- When the child can perform the basic down strum on a consistent basis, you can move on to the bottom up pattern.
- If your child is more interested in plucking the guitar and playing melodies with individual notes rather than chords, it is still necessary for him to master the strumming techniques. You need to show him that a note has a slightly different sound on the down strum than on the up strum.
Step 8. Simplify the chords
In many cases, the chords are too difficult to be played consistently with small, uncoordinated fingers. Therefore, you should use simplified versions of the chords for which only one or two fingers are needed. In this way, the child can easily touch them.
- Get a chord guide or download an app so you can find the simplest chord patterns that you can teach younger children. You should focus on a pattern that only requires one or two fingers.
- Pay particular attention to chords for which the little finger is needed because this is the weakest finger and, in a young child, it may not be developed enough to be able to pluck the string cleanly.

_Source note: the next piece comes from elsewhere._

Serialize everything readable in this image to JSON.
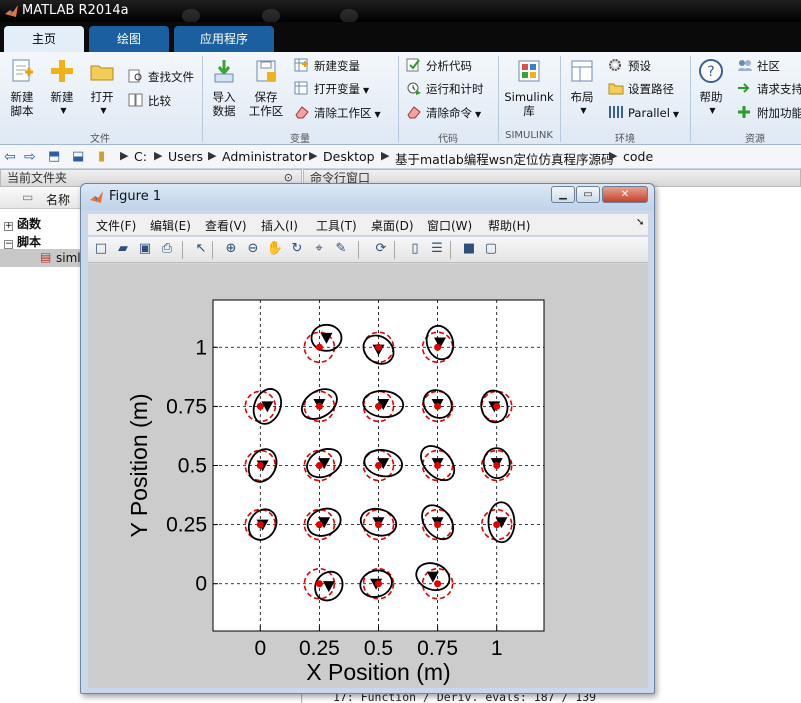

Step 9. Show him the correct way to store the guitar
If a child knows the correct way to maintain his guitar, he will feel more ownership and responsibility for it and for his musical education.
- Have a soft cloth or pad (for example, an old T-shirt) handy and teach your child to clean his guitar after each class or practice session.
- You want to make sure your child has a quality case and get him into the habit of storing his guitar there when he's done playing each day.
Method 3 of 3: Teach Fun Songs
Step 1. Skip the traditional songs
Don't try too hard with traditional songs, like Estrellita, where are you? that contemporary children are not likely to be interested. Instead, opt for songs that are familiar to the child and that they already like.
- While some songs are great for beginners, even more complex songs can be broken down to simpler melodies.
- Ask the child what kind of music he likes. Ask him to make you a list of some of his favorite songs. It will be easier for the child to learn to play if you can include more songs than they already like.
Step 2. Use simple riffs from classic rock songs
In particular if the child wants to play the electric guitar, classic rock songs are recognizable and will also make the child feel like a rock star even if he only knows a few notes.
- For example, the riff for the song Smoke on the Water is a very simple classical progression that requires only one string. If the kid plays electric guitar, you can increase the distortion so that he can really rock to this song.
- Encourage the child to sing the fret numbers by playing. This will help you mentally establish a connection between pitch and finger placement on the fretboard.
Step 3. Look for free videos and resources online
You could spend money on professional apps or teachers, but this is not necessary. You can find a large number of resources online that will help you teach children to play the guitar.
- For example, you can search for instructional videos on YouTube, taking care to preview them to make sure they are kid-friendly and of good quality.
- You can also find websites run by professional teachers that post free online short lessons. For example, on Coursera, you can find free beginner guitar courses in collaboration with the Berklee College of Music. However, these classes may be too complex for younger children.
- Another free website where you can get introductory and beginner videos that help kids learn guitar basics, like simple chords and how to tune the guitar, is Justin Guitar.
Step 4. Hold concerts at home
When your child has started to play a few riffs, a home concert might give him an opportunity to show off, as well as to feel more comfortable playing his instrument in front of a group of people. During the hottest time of year, you can hold the concerts in your backyard and invite the neighbors.